==== Data for this exercise ====

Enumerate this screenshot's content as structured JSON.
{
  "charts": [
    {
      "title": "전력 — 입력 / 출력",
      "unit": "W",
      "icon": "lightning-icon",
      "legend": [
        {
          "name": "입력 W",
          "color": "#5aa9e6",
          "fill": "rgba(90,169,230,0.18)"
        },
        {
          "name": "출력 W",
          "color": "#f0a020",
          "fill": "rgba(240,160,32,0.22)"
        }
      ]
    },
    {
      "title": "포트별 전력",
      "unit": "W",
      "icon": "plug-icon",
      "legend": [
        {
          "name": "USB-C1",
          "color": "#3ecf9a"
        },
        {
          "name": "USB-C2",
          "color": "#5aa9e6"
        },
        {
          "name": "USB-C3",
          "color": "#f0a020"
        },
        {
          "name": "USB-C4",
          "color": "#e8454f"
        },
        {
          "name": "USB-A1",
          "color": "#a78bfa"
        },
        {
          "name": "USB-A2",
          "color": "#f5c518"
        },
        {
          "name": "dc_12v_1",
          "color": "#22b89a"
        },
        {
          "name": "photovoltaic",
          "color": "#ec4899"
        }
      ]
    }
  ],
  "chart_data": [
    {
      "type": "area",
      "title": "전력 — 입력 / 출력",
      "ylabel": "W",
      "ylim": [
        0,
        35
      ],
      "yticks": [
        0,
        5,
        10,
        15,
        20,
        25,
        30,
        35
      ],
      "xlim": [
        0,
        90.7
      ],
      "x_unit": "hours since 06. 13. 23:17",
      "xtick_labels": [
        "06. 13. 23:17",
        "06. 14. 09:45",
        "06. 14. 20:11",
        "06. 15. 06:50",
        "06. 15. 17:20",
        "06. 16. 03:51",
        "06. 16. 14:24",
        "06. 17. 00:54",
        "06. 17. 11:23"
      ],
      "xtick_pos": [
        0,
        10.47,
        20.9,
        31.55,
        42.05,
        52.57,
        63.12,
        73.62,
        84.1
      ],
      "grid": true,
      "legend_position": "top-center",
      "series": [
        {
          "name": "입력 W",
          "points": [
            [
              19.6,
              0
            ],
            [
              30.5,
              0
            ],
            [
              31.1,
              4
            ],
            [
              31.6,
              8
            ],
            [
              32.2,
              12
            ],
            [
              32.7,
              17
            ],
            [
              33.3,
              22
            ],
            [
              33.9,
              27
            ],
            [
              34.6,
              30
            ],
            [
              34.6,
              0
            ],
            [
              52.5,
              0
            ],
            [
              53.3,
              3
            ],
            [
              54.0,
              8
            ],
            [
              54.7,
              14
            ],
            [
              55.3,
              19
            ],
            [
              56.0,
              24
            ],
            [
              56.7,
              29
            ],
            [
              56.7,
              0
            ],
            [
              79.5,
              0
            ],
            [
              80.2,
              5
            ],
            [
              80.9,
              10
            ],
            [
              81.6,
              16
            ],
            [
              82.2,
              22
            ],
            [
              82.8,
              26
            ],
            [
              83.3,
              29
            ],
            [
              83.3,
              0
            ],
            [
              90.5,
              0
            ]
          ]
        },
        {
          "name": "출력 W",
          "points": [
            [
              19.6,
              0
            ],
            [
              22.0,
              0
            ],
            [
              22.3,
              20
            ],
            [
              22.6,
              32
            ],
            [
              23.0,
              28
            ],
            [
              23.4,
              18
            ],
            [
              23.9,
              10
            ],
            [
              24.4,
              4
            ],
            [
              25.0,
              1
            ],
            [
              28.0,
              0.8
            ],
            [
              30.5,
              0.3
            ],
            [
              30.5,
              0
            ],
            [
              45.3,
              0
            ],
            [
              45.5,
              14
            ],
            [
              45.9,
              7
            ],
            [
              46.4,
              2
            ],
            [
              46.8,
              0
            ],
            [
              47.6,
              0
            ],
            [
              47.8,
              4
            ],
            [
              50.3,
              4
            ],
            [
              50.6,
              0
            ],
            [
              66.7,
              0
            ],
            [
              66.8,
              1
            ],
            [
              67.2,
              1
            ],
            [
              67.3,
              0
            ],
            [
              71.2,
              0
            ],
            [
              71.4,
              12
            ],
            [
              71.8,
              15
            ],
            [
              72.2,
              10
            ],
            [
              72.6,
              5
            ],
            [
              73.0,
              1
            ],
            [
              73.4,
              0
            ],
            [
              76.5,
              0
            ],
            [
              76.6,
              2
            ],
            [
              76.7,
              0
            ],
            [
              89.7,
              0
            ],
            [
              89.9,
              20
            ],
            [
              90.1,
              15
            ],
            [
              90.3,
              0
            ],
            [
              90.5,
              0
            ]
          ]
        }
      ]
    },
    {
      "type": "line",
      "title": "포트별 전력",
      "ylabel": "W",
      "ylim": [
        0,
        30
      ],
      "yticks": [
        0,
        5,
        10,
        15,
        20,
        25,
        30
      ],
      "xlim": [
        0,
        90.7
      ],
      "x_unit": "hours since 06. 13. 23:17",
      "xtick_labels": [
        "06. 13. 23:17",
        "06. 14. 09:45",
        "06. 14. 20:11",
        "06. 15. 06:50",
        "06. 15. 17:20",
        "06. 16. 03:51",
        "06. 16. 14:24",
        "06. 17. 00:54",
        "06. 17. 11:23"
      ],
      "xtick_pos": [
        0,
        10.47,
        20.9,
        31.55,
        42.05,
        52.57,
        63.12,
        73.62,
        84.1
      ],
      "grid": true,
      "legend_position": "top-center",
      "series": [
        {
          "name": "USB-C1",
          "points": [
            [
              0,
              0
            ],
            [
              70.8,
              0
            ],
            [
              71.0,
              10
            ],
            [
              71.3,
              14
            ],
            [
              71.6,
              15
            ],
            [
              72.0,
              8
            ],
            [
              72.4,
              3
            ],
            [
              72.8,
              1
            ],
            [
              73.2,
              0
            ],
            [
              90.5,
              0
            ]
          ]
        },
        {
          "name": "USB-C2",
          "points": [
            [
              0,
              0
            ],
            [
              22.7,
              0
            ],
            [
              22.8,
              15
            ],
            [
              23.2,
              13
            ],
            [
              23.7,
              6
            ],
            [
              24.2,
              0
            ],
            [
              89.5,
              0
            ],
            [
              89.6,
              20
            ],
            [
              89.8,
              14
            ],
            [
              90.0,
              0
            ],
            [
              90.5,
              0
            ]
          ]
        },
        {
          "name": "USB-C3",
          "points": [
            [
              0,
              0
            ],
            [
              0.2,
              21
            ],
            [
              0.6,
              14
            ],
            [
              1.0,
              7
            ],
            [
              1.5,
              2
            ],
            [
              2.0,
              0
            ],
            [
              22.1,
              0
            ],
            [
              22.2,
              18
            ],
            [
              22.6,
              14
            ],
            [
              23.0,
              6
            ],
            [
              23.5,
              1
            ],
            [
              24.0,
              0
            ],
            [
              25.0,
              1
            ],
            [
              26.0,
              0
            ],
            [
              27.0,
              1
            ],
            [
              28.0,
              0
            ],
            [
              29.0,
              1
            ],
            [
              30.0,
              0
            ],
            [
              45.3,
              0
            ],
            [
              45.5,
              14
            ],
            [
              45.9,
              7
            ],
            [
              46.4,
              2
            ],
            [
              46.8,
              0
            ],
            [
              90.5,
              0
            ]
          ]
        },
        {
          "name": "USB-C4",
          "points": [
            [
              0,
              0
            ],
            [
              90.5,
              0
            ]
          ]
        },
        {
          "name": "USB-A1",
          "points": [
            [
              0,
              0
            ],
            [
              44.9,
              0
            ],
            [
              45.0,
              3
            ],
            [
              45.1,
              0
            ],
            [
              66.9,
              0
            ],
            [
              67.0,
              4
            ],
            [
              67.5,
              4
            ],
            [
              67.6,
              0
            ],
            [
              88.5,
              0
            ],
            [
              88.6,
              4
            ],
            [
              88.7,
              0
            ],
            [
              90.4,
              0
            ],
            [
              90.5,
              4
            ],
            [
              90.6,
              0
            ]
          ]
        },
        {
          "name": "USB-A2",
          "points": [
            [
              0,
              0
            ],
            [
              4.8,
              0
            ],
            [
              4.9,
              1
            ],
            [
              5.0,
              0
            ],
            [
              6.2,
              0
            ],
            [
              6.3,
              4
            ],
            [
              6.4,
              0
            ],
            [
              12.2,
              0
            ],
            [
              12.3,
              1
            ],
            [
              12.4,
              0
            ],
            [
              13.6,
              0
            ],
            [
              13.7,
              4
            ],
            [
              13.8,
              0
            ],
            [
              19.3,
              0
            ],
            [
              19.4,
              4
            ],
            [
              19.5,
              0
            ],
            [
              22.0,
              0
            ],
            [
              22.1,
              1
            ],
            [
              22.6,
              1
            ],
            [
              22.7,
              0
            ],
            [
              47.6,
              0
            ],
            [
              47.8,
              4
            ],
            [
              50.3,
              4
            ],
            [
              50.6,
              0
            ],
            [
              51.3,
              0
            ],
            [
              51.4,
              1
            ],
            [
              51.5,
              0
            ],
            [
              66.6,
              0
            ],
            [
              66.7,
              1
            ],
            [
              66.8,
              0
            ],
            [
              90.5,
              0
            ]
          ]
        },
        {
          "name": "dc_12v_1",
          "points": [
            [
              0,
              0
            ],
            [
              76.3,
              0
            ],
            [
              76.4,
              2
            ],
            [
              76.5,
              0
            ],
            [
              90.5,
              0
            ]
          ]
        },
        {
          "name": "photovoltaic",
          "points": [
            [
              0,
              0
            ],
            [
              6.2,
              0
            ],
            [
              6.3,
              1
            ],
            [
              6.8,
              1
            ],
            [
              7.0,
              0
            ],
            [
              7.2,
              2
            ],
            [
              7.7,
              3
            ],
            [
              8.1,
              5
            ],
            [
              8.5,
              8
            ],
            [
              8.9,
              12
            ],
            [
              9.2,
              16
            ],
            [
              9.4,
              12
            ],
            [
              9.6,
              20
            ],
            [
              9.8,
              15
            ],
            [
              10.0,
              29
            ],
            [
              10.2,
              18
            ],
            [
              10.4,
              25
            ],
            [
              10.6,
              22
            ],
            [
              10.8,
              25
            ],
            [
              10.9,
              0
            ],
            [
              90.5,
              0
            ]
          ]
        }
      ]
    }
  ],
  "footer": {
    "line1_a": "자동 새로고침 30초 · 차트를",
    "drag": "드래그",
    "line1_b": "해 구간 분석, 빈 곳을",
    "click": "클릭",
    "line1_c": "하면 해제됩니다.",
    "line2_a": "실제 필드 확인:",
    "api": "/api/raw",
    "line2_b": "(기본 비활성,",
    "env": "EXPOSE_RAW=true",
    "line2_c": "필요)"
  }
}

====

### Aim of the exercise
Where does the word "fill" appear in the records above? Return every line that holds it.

### Expected answer
          "fill": "rgba(90,169,230,0.18)"
          "fill": "rgba(240,160,32,0.22)"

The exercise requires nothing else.